Microsoft and its hardware partners are to blame for Napster's incapacity to compete against the dominant online music service iTunes, according to Napster Chairman and Chief Executive, Chris Gorog.
When speaking at the Reuters Global Technology, Media and Telecoms Summit in New York on Tuesday, Gorog called Microsoft's execution "less than brilliant" and said that technical malfuctions with the company's digital rights management technology were hurting Napster's business.
Napster relies on Microsoft's digital music ecosystem and its PlaysForSure technology, which has continued to sputter in the face of strong competition from Apple with the iPod and iTunes.

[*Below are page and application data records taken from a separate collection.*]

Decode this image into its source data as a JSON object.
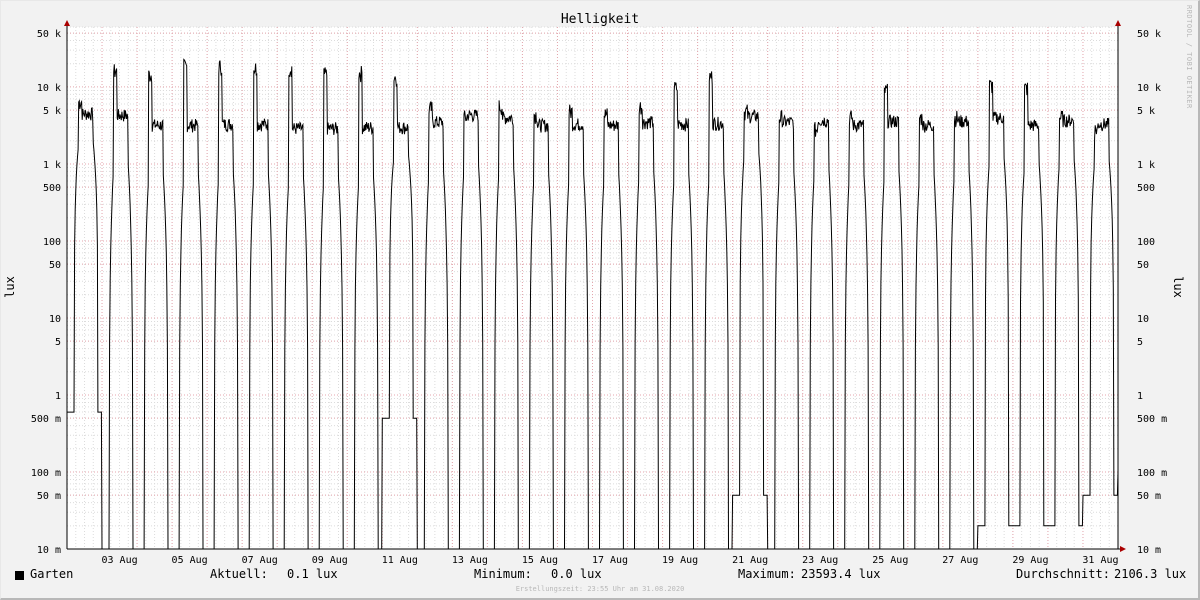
{
  "chart_data": {
    "type": "line",
    "title": "Helligkeit",
    "ylabel": "lux",
    "yscale": "log",
    "ylim": [
      0.01,
      60000
    ],
    "y_ticks": [
      {
        "value": 0.01,
        "label": "10 m"
      },
      {
        "value": 0.05,
        "label": "50 m"
      },
      {
        "value": 0.1,
        "label": "100 m"
      },
      {
        "value": 0.5,
        "label": "500 m"
      },
      {
        "value": 1,
        "label": "1"
      },
      {
        "value": 5,
        "label": "5"
      },
      {
        "value": 10,
        "label": "10"
      },
      {
        "value": 50,
        "label": "50"
      },
      {
        "value": 100,
        "label": "100"
      },
      {
        "value": 500,
        "label": "500"
      },
      {
        "value": 1000,
        "label": "1 k"
      },
      {
        "value": 5000,
        "label": "5 k"
      },
      {
        "value": 10000,
        "label": "10 k"
      },
      {
        "value": 50000,
        "label": "50 k"
      }
    ],
    "x_ticks": [
      "03 Aug",
      "05 Aug",
      "07 Aug",
      "09 Aug",
      "11 Aug",
      "13 Aug",
      "15 Aug",
      "17 Aug",
      "19 Aug",
      "21 Aug",
      "23 Aug",
      "25 Aug",
      "27 Aug",
      "29 Aug",
      "31 Aug"
    ],
    "grid": true,
    "series": [
      {
        "name": "Garten",
        "color": "#000000",
        "daily_peak_lux": [
          8000,
          20000,
          18000,
          23000,
          23000,
          22000,
          22000,
          18000,
          19000,
          17000,
          6500,
          5000,
          7000,
          5500,
          6000,
          5500,
          7000,
          12000,
          17000,
          6000,
          5000,
          3500,
          5000,
          11000,
          5000,
          5000,
          13000,
          12000,
          5000,
          3500
        ],
        "daily_plateau_lux": [
          4500,
          4300,
          3200,
          3200,
          3300,
          3300,
          2900,
          2900,
          3000,
          3000,
          3500,
          4300,
          4000,
          3200,
          3300,
          3200,
          3500,
          3300,
          3400,
          4200,
          3500,
          3700,
          3200,
          3600,
          3200,
          3600,
          4000,
          3200,
          3700,
          3300
        ],
        "daily_min_lux": [
          0.6,
          0,
          0,
          0,
          0,
          0,
          0,
          0,
          0,
          0.5,
          0,
          0,
          0,
          0,
          0,
          0,
          0,
          0,
          0,
          0.05,
          0,
          0,
          0,
          0,
          0,
          0,
          0.02,
          0.02,
          0.02,
          0.05
        ]
      }
    ]
  },
  "legend": {
    "series_name": "Garten",
    "current_label": "Aktuell:",
    "current_value": "0.1 lux",
    "min_label": "Minimum:",
    "min_value": "0.0 lux",
    "max_label": "Maximum:",
    "max_value": "23593.4 lux",
    "avg_label": "Durchschnitt:",
    "avg_value": "2106.3 lux"
  },
  "footer": "Erstellungszeit: 23:55 Uhr am 31.08.2020",
  "watermark": "RRDTOOL / TOBI OETIKER"
}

Gorog did admit, however, that Microsoft has to grapple with a multitude of services and device makers which makes the task more complicated.
Recent surveys show Apple's music software has more than 80 percent of the market, and that leading position is continually rising.

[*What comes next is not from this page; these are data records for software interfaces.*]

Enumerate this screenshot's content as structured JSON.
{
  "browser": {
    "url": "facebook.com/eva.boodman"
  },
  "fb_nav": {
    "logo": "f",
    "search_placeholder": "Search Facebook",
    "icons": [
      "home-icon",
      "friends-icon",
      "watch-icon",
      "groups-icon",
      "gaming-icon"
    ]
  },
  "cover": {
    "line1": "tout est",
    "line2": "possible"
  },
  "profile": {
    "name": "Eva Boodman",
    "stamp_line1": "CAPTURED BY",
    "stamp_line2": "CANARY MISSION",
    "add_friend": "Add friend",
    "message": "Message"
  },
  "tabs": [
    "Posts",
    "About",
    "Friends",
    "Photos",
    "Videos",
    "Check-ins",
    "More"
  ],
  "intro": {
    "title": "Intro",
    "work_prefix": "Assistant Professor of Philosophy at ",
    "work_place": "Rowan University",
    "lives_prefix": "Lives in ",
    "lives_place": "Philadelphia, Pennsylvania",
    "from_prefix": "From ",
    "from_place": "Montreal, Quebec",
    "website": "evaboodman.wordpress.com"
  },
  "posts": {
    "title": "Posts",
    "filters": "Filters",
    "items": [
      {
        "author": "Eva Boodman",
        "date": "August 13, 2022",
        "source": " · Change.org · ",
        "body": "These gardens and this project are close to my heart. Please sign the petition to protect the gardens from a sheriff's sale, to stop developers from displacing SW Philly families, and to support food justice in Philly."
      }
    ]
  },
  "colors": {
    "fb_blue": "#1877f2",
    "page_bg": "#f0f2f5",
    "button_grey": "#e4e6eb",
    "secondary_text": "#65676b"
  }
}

Even after publicly criticizing Microsoft, Gorog then went on to say he expected the "Microsoft ecosystem" to eventually come out on top, noting that all the big manufacturers would "come to the Windows Media party."
"People are not looking at the big picture," Gorog says, noting only five percent of music sales were now digital. The Napster CEO said he expects the industry to be a lot different within 12 to 24 months.

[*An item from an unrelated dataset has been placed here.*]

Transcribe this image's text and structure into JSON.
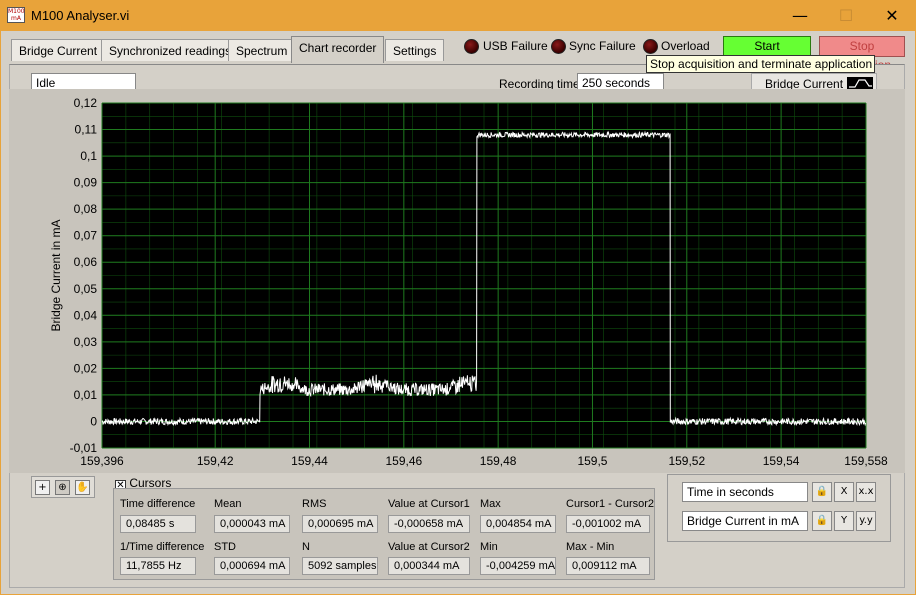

Gorog also took the time to deny rumors of a sale, saying that while the company had received offers to unload assets, it was not interested.